August 29, 1952
Durham, North Carolina
Don Schlitz is among the most impactful and eloquent songwriters in country music history.
Schlitz’s first hit came in 1978, when Kenny Rogers recorded “The Gambler,” an epic composition that garnered a Grammy Award and that became both a signature song for Rogers and a highlight of country music’s modern era. It also inspired a series of made-for-television movie treatments of The Gambler character, all starring Rogers.
Schlitz went on to co-write major hits including “On the Other Hand,” “Forever and Ever, Amen” (Randy Travis), “When You Say Nothing at All” (Alison Krauss, Keith Whitley), “Strong Enough to Bend” (Tanya Tucker), “Old School” (John Conlee), “Give Me Wings” (Michael Johnson), “Deeper Than the Holler” (Randy Travis), “I Take My Chances” and “I Feel Lucky” (both recorded by co-writer Mary Chapin Carpenter), “Learning to Live Again” (Bobby Bare), and many more. In addition to Travis and Bare, Schlitz’s songs have been recorded by other Country Music Hall of Fame members, such as Alabama, Garth Brooks, Reba McEntire, Ronnie Milsap, and George Strait.
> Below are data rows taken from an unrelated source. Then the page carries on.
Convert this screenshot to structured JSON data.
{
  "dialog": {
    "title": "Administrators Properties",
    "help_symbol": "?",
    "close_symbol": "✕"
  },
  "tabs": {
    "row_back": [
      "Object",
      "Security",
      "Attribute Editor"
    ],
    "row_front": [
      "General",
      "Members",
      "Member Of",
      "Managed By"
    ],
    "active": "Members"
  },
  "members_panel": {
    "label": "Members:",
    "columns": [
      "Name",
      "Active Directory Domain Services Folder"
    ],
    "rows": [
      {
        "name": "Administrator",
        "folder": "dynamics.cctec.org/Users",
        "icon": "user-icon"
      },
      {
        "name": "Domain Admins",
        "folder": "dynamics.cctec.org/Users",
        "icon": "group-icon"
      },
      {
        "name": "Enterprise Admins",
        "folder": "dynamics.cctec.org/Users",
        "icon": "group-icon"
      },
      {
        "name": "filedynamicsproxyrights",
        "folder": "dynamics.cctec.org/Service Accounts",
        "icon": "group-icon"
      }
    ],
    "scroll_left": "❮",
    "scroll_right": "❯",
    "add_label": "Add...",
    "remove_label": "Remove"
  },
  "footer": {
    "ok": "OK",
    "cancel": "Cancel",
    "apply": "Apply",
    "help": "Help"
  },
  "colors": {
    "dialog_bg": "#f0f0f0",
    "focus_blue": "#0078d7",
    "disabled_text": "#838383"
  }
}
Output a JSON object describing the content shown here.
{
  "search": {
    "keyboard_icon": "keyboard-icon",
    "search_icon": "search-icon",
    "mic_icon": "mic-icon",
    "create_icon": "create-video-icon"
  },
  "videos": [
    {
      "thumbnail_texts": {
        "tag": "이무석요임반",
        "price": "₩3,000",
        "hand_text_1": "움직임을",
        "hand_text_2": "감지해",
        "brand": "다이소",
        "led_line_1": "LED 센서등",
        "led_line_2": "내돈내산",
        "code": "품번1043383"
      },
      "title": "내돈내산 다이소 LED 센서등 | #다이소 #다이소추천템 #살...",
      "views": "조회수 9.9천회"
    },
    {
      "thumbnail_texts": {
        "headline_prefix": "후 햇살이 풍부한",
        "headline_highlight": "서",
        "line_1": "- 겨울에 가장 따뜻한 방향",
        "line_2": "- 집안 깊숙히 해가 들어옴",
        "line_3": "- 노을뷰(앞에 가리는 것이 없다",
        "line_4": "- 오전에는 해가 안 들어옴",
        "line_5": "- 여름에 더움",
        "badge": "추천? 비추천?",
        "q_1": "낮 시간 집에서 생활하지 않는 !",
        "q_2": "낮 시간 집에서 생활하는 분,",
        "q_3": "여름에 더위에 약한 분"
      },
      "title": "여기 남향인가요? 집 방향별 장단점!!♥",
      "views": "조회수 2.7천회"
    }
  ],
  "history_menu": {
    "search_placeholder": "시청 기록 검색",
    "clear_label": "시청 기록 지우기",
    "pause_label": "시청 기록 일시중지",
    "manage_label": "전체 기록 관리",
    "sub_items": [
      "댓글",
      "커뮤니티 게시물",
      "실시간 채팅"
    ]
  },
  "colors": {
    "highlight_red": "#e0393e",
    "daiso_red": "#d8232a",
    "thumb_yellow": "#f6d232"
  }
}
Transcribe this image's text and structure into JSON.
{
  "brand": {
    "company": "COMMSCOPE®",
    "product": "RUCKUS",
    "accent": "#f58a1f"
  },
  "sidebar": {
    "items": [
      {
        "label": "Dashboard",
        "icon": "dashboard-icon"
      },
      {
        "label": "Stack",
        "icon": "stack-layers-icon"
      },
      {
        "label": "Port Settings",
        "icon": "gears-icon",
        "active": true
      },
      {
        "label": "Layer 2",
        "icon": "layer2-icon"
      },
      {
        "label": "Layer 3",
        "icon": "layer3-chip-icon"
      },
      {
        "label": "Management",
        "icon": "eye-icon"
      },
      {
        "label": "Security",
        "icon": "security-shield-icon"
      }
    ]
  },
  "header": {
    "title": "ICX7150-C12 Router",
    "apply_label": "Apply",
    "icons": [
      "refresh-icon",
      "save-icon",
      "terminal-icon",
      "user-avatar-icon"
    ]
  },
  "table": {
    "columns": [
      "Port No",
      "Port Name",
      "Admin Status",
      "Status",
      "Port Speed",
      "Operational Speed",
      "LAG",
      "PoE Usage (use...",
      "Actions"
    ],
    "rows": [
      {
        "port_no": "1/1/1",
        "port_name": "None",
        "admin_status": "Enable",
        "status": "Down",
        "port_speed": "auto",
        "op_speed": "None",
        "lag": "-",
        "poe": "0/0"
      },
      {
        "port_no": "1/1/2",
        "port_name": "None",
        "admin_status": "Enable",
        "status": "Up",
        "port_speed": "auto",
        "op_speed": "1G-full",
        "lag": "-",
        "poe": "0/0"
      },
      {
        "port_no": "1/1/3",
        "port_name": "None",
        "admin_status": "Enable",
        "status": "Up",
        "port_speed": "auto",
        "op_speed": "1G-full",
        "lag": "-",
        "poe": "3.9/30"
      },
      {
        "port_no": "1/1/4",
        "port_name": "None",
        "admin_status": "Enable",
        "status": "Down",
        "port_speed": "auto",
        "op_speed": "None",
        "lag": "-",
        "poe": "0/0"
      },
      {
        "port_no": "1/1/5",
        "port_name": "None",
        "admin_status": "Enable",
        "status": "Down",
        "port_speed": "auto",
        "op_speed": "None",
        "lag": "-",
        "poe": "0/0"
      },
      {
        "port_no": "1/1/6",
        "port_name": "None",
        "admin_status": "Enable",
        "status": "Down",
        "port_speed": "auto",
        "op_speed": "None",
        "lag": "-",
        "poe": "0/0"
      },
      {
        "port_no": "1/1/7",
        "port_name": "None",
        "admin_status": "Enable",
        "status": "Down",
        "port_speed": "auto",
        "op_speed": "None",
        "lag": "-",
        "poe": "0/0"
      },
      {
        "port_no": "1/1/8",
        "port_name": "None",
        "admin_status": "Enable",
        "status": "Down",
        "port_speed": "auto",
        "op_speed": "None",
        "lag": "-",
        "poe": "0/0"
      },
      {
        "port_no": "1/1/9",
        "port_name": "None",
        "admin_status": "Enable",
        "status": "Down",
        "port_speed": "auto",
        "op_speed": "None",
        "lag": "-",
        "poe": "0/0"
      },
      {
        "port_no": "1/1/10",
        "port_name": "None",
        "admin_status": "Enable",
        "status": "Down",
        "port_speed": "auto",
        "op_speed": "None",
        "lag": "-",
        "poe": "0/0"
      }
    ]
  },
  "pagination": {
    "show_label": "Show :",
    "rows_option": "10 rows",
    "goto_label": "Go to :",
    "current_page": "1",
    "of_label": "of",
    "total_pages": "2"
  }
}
Elected to the Nashville Songwriters Hall of Fame in 1993 and to the Songwriters Hall of Fame in 2012, Schlitz is known for songs that brim with wisdom and empathy. For decades, those songs have been heard during regular appearances at Nashville’s Bluebird Café, where Schlitz co-created the now-prevalent “in-the-round” format with collaborators Fred Knobloch, Paul Overstreet, and Thom Schuyler.
Don Schlitz was elected to the Country Music Hall of Fame in 2017. –Beverly Keel
Adapted from the Country Music Hall of Fame® and Museum’s Encyclopedia of Country Music, published by Oxford University Press.